▸ What you need to do: Would you set down each line of the data below exactly?

▸ Dataset content:
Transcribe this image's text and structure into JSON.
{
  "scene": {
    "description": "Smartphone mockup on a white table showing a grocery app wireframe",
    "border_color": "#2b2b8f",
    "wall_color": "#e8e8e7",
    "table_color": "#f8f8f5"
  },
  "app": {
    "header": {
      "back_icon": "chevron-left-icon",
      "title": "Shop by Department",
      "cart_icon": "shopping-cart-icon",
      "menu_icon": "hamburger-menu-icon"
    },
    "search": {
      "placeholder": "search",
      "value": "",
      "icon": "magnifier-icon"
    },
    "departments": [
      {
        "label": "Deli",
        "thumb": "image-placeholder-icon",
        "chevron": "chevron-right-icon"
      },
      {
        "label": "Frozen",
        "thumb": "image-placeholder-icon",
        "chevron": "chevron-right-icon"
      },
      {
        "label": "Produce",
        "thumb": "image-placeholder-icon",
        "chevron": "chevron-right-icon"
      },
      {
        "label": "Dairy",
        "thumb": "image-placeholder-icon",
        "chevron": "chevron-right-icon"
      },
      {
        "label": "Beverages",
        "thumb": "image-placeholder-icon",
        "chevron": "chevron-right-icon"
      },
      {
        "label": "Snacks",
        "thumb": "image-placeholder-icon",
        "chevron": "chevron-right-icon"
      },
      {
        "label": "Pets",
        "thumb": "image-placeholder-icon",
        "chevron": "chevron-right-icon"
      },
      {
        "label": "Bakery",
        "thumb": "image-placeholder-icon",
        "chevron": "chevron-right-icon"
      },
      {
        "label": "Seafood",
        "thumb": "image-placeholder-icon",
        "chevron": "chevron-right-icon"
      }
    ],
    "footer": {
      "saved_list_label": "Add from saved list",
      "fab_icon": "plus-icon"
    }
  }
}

▸ Response area:
Transcribe this image's text and structure into JSON.
{
  "scene": {
    "description": "Smartphone mockup on a white table showing a grocery app wireframe",
    "border_color": "#2b2b8f",
    "wall_color": "#e8e8e7",
    "table_color": "#f8f8f5"
  },
  "app": {
    "header": {
      "back_icon": "chevron-left-icon",
      "title": "Shop by Department",
      "cart_icon": "shopping-cart-icon",
      "menu_icon": "hamburger-menu-icon"
    },
    "search": {
      "placeholder": "search",
      "value": "",
      "icon": "magnifier-icon"
    },
    "departments": [
      {
        "label": "Deli",
        "thumb": "image-placeholder-icon",
        "chevron": "chevron-right-icon"
      },
      {
        "label": "Frozen",
        "thumb": "image-placeholder-icon",
        "chevron": "chevron-right-icon"
      },
      {
        "label": "Produce",
        "thumb": "image-placeholder-icon",
        "chevron": "chevron-right-icon"
      },
      {
        "label": "Dairy",
        "thumb": "image-placeholder-icon",
        "chevron": "chevron-right-icon"
      },
      {
        "label": "Beverages",
        "thumb": "image-placeholder-icon",
        "chevron": "chevron-right-icon"
      },
      {
        "label": "Snacks",
        "thumb": "image-placeholder-icon",
        "chevron": "chevron-right-icon"
      },
      {
        "label": "Pets",
        "thumb": "image-placeholder-icon",
        "chevron": "chevron-right-icon"
      },
      {
        "label": "Bakery",
        "thumb": "image-placeholder-icon",
        "chevron": "chevron-right-icon"
      },
      {
        "label": "Seafood",
        "thumb": "image-placeholder-icon",
        "chevron": "chevron-right-icon"
      }
    ],
    "footer": {
      "saved_list_label": "Add from saved list",
      "fab_icon": "plus-icon"
    }
  }
}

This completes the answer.